Tharwat, also a manager at EgyptAir national airlines, emphasized that chess is an elegant game that gathers people of different professions and positions including businessmen, physicians, art critics and engineers.

"None of us relies on chess for an income. Very few can do that," he told Xinhua.

Special coffee shops are the usual meeting places for chess players, whether in the most famous provinces of Cairo, Giza and Alexandria or elsewhere across the country. Coffee shop owners and waiters like chess players, as they are more polite, quiet and respectful.

"There are several tables for chess here in the coffee shop. I believe it's the best entertainment game here in Egypt," said Mohamed Abdel-Fattah, a 30-year-old coffee shop co-owner.

"The chess players are polite and respectful and they never swear or say bad words, unlike visitors of younger generations who play dominoes, cards or backgammon," he added.

Physical engineer and businessman Mazen Abdel-Hamid, one of the distinguished players at a Cairo coffee shop, said chess occupies about 50 percent of the lives of professional players.

"I play chess since I was 12 and have never stopped ever since. When I went to Russia and Europe on business, I also played chess there," said the 50-year-old engineer, who urged the state to teach chess in special classes at schools and produce chess-learning TV programs for children.

He noted that Russia did that and accordingly it has the largest number of grandmasters in the world.

Founded in 1894, the Egyptian Chess Federation, in cooperation with the Youth and Sports Ministry, is working to address the complaints of professional players by spreading the chess nationwide.

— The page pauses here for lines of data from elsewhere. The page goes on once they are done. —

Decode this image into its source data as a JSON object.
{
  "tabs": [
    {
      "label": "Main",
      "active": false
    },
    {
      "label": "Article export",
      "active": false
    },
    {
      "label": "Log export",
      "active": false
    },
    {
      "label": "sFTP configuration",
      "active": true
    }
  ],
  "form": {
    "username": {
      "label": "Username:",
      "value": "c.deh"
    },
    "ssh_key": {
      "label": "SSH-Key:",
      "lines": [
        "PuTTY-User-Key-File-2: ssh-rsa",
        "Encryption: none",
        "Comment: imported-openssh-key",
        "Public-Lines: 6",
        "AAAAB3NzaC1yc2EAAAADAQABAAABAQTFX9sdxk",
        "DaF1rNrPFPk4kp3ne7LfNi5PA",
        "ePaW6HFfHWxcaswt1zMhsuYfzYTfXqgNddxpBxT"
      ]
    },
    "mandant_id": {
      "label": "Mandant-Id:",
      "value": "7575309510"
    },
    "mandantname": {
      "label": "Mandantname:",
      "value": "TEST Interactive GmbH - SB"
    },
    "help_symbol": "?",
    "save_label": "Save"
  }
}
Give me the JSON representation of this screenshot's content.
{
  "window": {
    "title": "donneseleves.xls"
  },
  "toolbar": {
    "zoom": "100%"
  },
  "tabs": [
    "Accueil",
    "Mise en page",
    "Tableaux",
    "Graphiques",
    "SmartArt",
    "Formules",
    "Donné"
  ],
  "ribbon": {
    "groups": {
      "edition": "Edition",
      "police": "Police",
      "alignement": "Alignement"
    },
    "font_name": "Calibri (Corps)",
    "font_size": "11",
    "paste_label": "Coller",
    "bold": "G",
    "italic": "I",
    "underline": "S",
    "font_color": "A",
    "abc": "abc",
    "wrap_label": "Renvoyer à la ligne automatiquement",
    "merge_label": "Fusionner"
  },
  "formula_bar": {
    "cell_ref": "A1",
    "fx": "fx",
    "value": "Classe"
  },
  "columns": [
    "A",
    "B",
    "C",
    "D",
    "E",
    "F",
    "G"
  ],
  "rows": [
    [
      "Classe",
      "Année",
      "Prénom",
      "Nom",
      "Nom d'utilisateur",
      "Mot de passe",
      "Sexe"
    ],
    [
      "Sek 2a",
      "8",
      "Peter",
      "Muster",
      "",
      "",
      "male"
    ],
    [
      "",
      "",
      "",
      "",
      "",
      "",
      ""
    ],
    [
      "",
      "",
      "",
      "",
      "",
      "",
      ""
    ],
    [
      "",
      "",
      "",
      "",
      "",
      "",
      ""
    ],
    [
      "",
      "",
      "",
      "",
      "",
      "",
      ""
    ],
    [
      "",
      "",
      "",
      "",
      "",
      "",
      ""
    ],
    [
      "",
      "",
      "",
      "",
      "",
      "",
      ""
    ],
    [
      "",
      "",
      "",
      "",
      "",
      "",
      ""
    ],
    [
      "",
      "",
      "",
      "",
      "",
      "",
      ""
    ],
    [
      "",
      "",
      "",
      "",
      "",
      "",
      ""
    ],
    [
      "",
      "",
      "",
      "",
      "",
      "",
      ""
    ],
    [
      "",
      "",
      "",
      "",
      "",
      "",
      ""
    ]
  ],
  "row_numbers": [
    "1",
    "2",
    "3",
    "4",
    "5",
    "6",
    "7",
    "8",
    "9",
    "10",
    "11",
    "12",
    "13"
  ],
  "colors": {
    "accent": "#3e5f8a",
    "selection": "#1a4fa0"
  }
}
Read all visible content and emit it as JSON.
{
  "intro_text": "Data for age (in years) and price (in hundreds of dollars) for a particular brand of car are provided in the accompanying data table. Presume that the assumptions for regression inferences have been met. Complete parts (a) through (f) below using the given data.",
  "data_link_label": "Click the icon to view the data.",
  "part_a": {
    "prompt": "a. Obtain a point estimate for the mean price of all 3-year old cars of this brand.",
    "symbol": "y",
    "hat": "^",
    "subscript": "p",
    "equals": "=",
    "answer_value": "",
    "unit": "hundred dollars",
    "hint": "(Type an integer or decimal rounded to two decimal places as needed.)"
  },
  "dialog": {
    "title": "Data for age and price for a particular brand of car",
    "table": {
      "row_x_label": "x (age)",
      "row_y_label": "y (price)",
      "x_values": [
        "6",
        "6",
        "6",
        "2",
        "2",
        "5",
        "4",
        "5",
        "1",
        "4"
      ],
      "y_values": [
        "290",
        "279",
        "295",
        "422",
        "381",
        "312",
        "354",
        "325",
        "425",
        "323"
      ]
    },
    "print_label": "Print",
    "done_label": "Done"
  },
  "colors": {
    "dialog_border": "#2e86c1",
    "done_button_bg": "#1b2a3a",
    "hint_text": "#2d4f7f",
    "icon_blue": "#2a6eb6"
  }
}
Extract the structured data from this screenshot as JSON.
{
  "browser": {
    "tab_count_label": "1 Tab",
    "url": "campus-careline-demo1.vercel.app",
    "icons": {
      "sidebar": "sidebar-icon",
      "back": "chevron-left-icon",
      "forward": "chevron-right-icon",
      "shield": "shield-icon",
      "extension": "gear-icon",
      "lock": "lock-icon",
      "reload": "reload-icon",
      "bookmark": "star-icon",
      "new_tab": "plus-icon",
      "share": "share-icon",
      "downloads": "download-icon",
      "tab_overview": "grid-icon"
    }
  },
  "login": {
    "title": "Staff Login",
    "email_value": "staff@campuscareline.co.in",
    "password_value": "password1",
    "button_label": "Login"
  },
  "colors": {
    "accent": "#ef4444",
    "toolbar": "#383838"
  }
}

"To spread the game, besides the premier league we hold annual individual competitions for males and females and we hold similar competitions for age groups varying from 8 to 20. We have also open competitions like Golden Cleopatra international competition that will be held in December, which is one of the strongest worldwide," said Hesham al-Gendy, president of the Egyptian Chess Federation.

"The federation will hold a new international competition in the Red Sea resort of Sharm el-Sheikh in February 2018 with financial rewards up to 30,000 U.S. dollars, which will attract a larger number of world grandmasters to join," Gendy told Xinhua at the federation headquarters in Cairo.

He said providing a foreign coach for the successful national team is "a legitimate demand" he's working on with the sports ministry, expecting "good news" to be heard soon.

"Chess has already entered elementary schools in four provinces nationwide since October 2016 and we will gradually increase them," said the chess federation chief, noting that media coverage of chess activities in Egypt started to rise over the past couple of years.